Opioid overdose deaths remain a threat to patient safety. Information about how overdose deaths are nationally distributed is critical to inform prevention efforts. This robust analysis examined all drug overdose deaths in the United States over a 38-year period. Drug overdoses began increasing exponentially long before the opioid prescribing boom in the mid-1990s and continue to rise in this way. Demographically distinct subepidemics of prescription opioid, synthetic opioid, and stimulant use all contribute to drug overdose deaths as a whole. The authors speculate about what factors other than opioid prescribing might drive escalating substance use-related deaths. An Annual Perspective and a PSNet perspective provide further insights into how safety efforts can reduce opioid-related harm.
Young A, Kelly J, Schnaars C, Ungar L. USA Today.
Daley J. Colorado Public Radio. February 23, 2018.
Innovations in the prescribing of opioids in the emergency department are needed to change practice and help address the opioid crisis. This news article reports the results of a 10-hospital pilot program, the Colorado Opioid Safety Collaborative, which used alternative pain control approaches to reduce opioid prescriptions by an average of 36%. The program builds on multidisciplinary teamwork to modify pain management in the emergency department.

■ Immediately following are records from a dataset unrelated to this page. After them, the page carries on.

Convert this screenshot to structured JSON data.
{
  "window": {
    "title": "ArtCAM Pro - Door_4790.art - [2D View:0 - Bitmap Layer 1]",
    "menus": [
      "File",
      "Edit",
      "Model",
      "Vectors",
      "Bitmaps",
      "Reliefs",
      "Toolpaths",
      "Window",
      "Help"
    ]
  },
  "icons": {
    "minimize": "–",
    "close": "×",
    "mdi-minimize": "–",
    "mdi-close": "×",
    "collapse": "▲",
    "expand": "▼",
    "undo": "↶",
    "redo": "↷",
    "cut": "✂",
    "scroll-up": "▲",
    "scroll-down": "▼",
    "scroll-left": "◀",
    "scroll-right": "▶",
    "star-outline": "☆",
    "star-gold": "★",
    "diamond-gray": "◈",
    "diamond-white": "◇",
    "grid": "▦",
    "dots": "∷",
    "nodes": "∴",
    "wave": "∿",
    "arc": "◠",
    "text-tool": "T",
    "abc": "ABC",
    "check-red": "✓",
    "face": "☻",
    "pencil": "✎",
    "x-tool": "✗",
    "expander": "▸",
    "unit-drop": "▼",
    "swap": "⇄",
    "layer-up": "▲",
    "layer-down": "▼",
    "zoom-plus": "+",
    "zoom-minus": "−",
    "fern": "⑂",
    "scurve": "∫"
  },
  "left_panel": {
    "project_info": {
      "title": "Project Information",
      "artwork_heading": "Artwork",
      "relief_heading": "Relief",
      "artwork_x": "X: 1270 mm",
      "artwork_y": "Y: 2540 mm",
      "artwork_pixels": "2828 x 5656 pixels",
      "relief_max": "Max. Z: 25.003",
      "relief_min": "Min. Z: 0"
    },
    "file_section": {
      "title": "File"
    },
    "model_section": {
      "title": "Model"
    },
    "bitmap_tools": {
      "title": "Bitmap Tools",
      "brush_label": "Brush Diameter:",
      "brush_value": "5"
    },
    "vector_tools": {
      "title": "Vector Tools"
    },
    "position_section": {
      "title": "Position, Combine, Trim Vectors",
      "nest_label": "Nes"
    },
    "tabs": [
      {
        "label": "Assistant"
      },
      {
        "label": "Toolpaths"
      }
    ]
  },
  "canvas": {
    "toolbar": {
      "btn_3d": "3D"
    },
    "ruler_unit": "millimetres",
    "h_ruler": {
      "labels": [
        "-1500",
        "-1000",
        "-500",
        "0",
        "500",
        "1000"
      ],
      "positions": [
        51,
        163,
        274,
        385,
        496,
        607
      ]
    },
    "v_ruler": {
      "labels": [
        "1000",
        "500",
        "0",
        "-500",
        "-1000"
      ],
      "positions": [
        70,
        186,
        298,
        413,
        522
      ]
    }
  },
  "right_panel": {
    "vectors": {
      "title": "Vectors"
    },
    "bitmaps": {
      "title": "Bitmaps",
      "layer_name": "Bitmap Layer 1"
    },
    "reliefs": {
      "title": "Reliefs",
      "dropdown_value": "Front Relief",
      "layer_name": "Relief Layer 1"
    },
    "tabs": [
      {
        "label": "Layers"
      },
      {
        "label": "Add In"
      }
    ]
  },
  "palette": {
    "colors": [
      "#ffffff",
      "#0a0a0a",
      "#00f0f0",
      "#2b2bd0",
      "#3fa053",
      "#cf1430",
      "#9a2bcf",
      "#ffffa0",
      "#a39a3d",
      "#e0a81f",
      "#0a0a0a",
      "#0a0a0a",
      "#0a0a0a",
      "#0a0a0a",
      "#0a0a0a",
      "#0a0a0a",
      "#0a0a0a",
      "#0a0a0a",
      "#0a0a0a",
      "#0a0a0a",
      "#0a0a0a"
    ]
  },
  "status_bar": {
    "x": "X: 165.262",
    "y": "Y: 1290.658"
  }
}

An Annual Perspective highlighted opioid misuse as a patient safety challenge.
St. Paul, MN: Minnesota Department of Health; March 2019.
The National Quality Forum has defined 29 never events—patient safety problems that should never occur, such as wrong-site surgery and patient falls. Since 2003, Minnesota hospitals have been required to report such incidents. The 2018 report summarizes information about 384 adverse events that were reported and found pressure ulcers and invasive procedure events increased, while fall-related deaths decreased. Reports from previous years are also available.
Boodman SG. Washington Post. December 9, 2017.
The prevalence of polypharmacy among older patients represents an important concern for health care safety, as unneeded medications can contribute to patient harm. This newspaper article reports on several strategies to reduce inappropriate medication use in older patients, including desprescribing and brown bag medication review.
Journal Article > Study
Ringdal M, Chaboyer W, Ulin K, Bucknall T, Oxelmark L. BMC Nurs. 2017;16:69.
This qualitative study of hospitalized patients in Sweden found that patients expressed interest in engaging in their care. Themes included shared decision-making and increasing patient understanding of health conditions. Patients also expressed concern about the power dynamic between patients and providers and uncertainty about how to best participate in their own hospital care.
William Brangham. PBS News Hour. September 29, 2017.
Hobson K. Health Shots. National Public Radio. September 8, 2017.
Medication regimen nonadherence can result in patient harm. This news article reports the results of a national poll, which found that a substantial number of patients under the age of 35 do not take their medication as directed. Patients who stopped taking medications without consulting their doctors cited various reasons, including forgetfulness, feeling better, and belief the medication did not work .
Mickle K. Glamour Magazine. August 11, 2017.